— Work request —
What is needed is an exact copy of all the records below.

— Dataset excerpts —
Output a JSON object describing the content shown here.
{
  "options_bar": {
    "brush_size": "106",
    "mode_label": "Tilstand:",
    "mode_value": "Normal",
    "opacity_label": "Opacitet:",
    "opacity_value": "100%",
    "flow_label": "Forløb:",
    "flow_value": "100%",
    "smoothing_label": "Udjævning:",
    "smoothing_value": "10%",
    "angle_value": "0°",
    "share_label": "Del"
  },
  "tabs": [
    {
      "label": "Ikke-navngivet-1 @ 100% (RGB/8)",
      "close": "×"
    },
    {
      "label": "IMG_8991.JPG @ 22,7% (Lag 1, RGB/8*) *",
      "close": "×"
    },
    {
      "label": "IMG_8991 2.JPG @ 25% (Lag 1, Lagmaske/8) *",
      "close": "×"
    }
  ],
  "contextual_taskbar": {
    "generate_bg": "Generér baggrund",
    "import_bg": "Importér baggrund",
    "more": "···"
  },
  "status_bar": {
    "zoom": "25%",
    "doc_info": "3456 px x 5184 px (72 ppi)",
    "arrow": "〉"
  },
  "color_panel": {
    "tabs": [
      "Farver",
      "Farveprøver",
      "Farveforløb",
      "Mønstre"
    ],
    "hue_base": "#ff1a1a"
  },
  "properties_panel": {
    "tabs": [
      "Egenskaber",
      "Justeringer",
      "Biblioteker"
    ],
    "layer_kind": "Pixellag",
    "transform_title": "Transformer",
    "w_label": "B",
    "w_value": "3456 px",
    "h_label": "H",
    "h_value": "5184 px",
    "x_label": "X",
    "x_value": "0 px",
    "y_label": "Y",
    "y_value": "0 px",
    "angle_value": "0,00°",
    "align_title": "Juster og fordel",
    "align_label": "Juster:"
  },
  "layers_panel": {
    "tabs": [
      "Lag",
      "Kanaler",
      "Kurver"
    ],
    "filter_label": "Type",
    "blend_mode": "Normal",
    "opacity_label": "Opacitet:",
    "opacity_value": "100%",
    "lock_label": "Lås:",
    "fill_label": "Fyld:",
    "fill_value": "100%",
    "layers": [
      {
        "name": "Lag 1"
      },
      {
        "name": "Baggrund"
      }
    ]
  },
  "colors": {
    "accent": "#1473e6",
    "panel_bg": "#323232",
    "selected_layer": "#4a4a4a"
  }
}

— Solution below —
Output a JSON object describing the content shown here.
{
  "options_bar": {
    "brush_size": "106",
    "mode_label": "Tilstand:",
    "mode_value": "Normal",
    "opacity_label": "Opacitet:",
    "opacity_value": "100%",
    "flow_label": "Forløb:",
    "flow_value": "100%",
    "smoothing_label": "Udjævning:",
    "smoothing_value": "10%",
    "angle_value": "0°",
    "share_label": "Del"
  },
  "tabs": [
    {
      "label": "Ikke-navngivet-1 @ 100% (RGB/8)",
      "close": "×"
    },
    {
      "label": "IMG_8991.JPG @ 22,7% (Lag 1, RGB/8*) *",
      "close": "×"
    },
    {
      "label": "IMG_8991 2.JPG @ 25% (Lag 1, Lagmaske/8) *",
      "close": "×"
    }
  ],
  "contextual_taskbar": {
    "generate_bg": "Generér baggrund",
    "import_bg": "Importér baggrund",
    "more": "···"
  },
  "status_bar": {
    "zoom": "25%",
    "doc_info": "3456 px x 5184 px (72 ppi)",
    "arrow": "〉"
  },
  "color_panel": {
    "tabs": [
      "Farver",
      "Farveprøver",
      "Farveforløb",
      "Mønstre"
    ],
    "hue_base": "#ff1a1a"
  },
  "properties_panel": {
    "tabs": [
      "Egenskaber",
      "Justeringer",
      "Biblioteker"
    ],
    "layer_kind": "Pixellag",
    "transform_title": "Transformer",
    "w_label": "B",
    "w_value": "3456 px",
    "h_label": "H",
    "h_value": "5184 px",
    "x_label": "X",
    "x_value": "0 px",
    "y_label": "Y",
    "y_value": "0 px",
    "angle_value": "0,00°",
    "align_title": "Juster og fordel",
    "align_label": "Juster:"
  },
  "layers_panel": {
    "tabs": [
      "Lag",
      "Kanaler",
      "Kurver"
    ],
    "filter_label": "Type",
    "blend_mode": "Normal",
    "opacity_label": "Opacitet:",
    "opacity_value": "100%",
    "lock_label": "Lås:",
    "fill_label": "Fyld:",
    "fill_value": "100%",
    "layers": [
      {
        "name": "Lag 1"
      },
      {
        "name": "Baggrund"
      }
    ]
  },
  "colors": {
    "accent": "#1473e6",
    "panel_bg": "#323232",
    "selected_layer": "#4a4a4a"
  }
}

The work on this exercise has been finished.